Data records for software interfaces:

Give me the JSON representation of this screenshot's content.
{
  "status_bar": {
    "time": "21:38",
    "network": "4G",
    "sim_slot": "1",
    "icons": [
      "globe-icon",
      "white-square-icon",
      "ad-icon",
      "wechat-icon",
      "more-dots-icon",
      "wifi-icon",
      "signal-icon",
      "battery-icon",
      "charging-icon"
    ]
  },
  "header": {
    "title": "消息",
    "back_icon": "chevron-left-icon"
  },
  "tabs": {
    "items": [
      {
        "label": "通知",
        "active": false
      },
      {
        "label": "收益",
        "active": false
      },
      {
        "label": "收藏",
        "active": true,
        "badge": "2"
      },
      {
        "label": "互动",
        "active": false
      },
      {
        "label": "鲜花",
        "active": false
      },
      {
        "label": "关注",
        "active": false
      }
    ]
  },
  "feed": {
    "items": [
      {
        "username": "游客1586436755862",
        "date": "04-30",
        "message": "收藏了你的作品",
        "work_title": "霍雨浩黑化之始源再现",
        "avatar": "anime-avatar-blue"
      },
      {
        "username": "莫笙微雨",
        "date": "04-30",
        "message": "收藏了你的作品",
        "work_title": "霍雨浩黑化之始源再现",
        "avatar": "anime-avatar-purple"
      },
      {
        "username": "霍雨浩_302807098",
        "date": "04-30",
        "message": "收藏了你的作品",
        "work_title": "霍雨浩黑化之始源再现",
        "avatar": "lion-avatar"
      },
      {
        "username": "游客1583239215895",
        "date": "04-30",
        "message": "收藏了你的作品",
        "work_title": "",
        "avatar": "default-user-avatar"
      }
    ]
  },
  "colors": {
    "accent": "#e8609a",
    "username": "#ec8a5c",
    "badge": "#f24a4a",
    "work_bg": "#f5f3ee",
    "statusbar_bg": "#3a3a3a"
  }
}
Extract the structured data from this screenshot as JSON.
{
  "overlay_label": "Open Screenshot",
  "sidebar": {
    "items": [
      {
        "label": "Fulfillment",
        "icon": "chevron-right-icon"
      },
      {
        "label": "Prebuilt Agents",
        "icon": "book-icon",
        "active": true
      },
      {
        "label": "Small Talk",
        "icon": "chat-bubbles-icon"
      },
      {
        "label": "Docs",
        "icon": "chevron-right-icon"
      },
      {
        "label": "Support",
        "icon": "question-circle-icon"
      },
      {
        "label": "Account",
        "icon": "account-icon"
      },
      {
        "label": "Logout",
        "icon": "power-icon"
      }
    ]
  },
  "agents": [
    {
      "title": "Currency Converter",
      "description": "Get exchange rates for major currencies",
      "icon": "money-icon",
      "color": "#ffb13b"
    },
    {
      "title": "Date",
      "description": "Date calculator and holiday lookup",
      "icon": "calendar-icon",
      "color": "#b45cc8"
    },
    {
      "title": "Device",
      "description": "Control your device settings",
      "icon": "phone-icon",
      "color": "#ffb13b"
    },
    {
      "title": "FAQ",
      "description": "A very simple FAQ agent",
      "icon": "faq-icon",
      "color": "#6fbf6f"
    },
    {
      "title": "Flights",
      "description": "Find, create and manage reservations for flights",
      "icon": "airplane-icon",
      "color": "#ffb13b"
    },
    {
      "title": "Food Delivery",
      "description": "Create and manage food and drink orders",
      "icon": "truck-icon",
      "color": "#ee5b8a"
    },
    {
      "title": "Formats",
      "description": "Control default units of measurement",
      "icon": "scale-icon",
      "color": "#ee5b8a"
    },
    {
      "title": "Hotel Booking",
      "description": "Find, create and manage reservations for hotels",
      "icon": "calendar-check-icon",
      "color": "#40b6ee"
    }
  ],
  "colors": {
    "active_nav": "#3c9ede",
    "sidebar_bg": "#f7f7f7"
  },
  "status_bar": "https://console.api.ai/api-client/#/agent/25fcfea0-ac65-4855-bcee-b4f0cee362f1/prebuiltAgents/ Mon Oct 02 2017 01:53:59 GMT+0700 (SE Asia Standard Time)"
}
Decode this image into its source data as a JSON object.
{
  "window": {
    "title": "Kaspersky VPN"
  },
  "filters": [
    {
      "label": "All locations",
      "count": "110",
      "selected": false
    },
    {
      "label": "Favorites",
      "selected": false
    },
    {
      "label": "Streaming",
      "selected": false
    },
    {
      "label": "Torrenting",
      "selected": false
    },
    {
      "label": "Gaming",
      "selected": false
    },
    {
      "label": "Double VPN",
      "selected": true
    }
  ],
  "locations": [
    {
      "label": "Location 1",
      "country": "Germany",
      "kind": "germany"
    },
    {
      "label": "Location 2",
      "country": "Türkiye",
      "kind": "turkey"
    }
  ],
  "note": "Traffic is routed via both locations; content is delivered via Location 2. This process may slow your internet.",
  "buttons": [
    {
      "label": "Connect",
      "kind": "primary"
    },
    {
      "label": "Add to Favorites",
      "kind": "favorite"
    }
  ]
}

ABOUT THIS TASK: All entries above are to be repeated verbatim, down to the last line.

SOLUTION FOR THIS EXERCISE:
Give me the JSON representation of this screenshot's content.
{
  "status_bar": {
    "time": "21:38",
    "network": "4G",
    "sim_slot": "1",
    "icons": [
      "globe-icon",
      "white-square-icon",
      "ad-icon",
      "wechat-icon",
      "more-dots-icon",
      "wifi-icon",
      "signal-icon",
      "battery-icon",
      "charging-icon"
    ]
  },
  "header": {
    "title": "消息",
    "back_icon": "chevron-left-icon"
  },
  "tabs": {
    "items": [
      {
        "label": "通知",
        "active": false
      },
      {
        "label": "收益",
        "active": false
      },
      {
        "label": "收藏",
        "active": true,
        "badge": "2"
      },
      {
        "label": "互动",
        "active": false
      },
      {
        "label": "鲜花",
        "active": false
      },
      {
        "label": "关注",
        "active": false
      }
    ]
  },
  "feed": {
    "items": [
      {
        "username": "游客1586436755862",
        "date": "04-30",
        "message": "收藏了你的作品",
        "work_title": "霍雨浩黑化之始源再现",
        "avatar": "anime-avatar-blue"
      },
      {
        "username": "莫笙微雨",
        "date": "04-30",
        "message": "收藏了你的作品",
        "work_title": "霍雨浩黑化之始源再现",
        "avatar": "anime-avatar-purple"
      },
      {
        "username": "霍雨浩_302807098",
        "date": "04-30",
        "message": "收藏了你的作品",
        "work_title": "霍雨浩黑化之始源再现",
        "avatar": "lion-avatar"
      },
      {
        "username": "游客1583239215895",
        "date": "04-30",
        "message": "收藏了你的作品",
        "work_title": "",
        "avatar": "default-user-avatar"
      }
    ]
  },
  "colors": {
    "accent": "#e8609a",
    "username": "#ec8a5c",
    "badge": "#f24a4a",
    "work_bg": "#f5f3ee",
    "statusbar_bg": "#3a3a3a"
  }
}
Extract the structured data from this screenshot as JSON.
{
  "overlay_label": "Open Screenshot",
  "sidebar": {
    "items": [
      {
        "label": "Fulfillment",
        "icon": "chevron-right-icon"
      },
      {
        "label": "Prebuilt Agents",
        "icon": "book-icon",
        "active": true
      },
      {
        "label": "Small Talk",
        "icon": "chat-bubbles-icon"
      },
      {
        "label": "Docs",
        "icon": "chevron-right-icon"
      },
      {
        "label": "Support",
        "icon": "question-circle-icon"
      },
      {
        "label": "Account",
        "icon": "account-icon"
      },
      {
        "label": "Logout",
        "icon": "power-icon"
      }
    ]
  },
  "agents": [
    {
      "title": "Currency Converter",
      "description": "Get exchange rates for major currencies",
      "icon": "money-icon",
      "color": "#ffb13b"
    },
    {
      "title": "Date",
      "description": "Date calculator and holiday lookup",
      "icon": "calendar-icon",
      "color": "#b45cc8"
    },
    {
      "title": "Device",
      "description": "Control your device settings",
      "icon": "phone-icon",
      "color": "#ffb13b"
    },
    {
      "title": "FAQ",
      "description": "A very simple FAQ agent",
      "icon": "faq-icon",
      "color": "#6fbf6f"
    },
    {
      "title": "Flights",
      "description": "Find, create and manage reservations for flights",
      "icon": "airplane-icon",
      "color": "#ffb13b"
    },
    {
      "title": "Food Delivery",
      "description": "Create and manage food and drink orders",
      "icon": "truck-icon",
      "color": "#ee5b8a"
    },
    {
      "title": "Formats",
      "description": "Control default units of measurement",
      "icon": "scale-icon",
      "color": "#ee5b8a"
    },
    {
      "title": "Hotel Booking",
      "description": "Find, create and manage reservations for hotels",
      "icon": "calendar-check-icon",
      "color": "#40b6ee"
    }
  ],
  "colors": {
    "active_nav": "#3c9ede",
    "sidebar_bg": "#f7f7f7"
  },
  "status_bar": "https://console.api.ai/api-client/#/agent/25fcfea0-ac65-4855-bcee-b4f0cee362f1/prebuiltAgents/ Mon Oct 02 2017 01:53:59 GMT+0700 (SE Asia Standard Time)"
}
Decode this image into its source data as a JSON object.
{
  "window": {
    "title": "Kaspersky VPN"
  },
  "filters": [
    {
      "label": "All locations",
      "count": "110",
      "selected": false
    },
    {
      "label": "Favorites",
      "selected": false
    },
    {
      "label": "Streaming",
      "selected": false
    },
    {
      "label": "Torrenting",
      "selected": false
    },
    {
      "label": "Gaming",
      "selected": false
    },
    {
      "label": "Double VPN",
      "selected": true
    }
  ],
  "locations": [
    {
      "label": "Location 1",
      "country": "Germany",
      "kind": "germany"
    },
    {
      "label": "Location 2",
      "country": "Türkiye",
      "kind": "turkey"
    }
  ],
  "note": "Traffic is routed via both locations; content is delivered via Location 2. This process may slow your internet.",
  "buttons": [
    {
      "label": "Connect",
      "kind": "primary"
    },
    {
      "label": "Add to Favorites",
      "kind": "favorite"
    }
  ]
}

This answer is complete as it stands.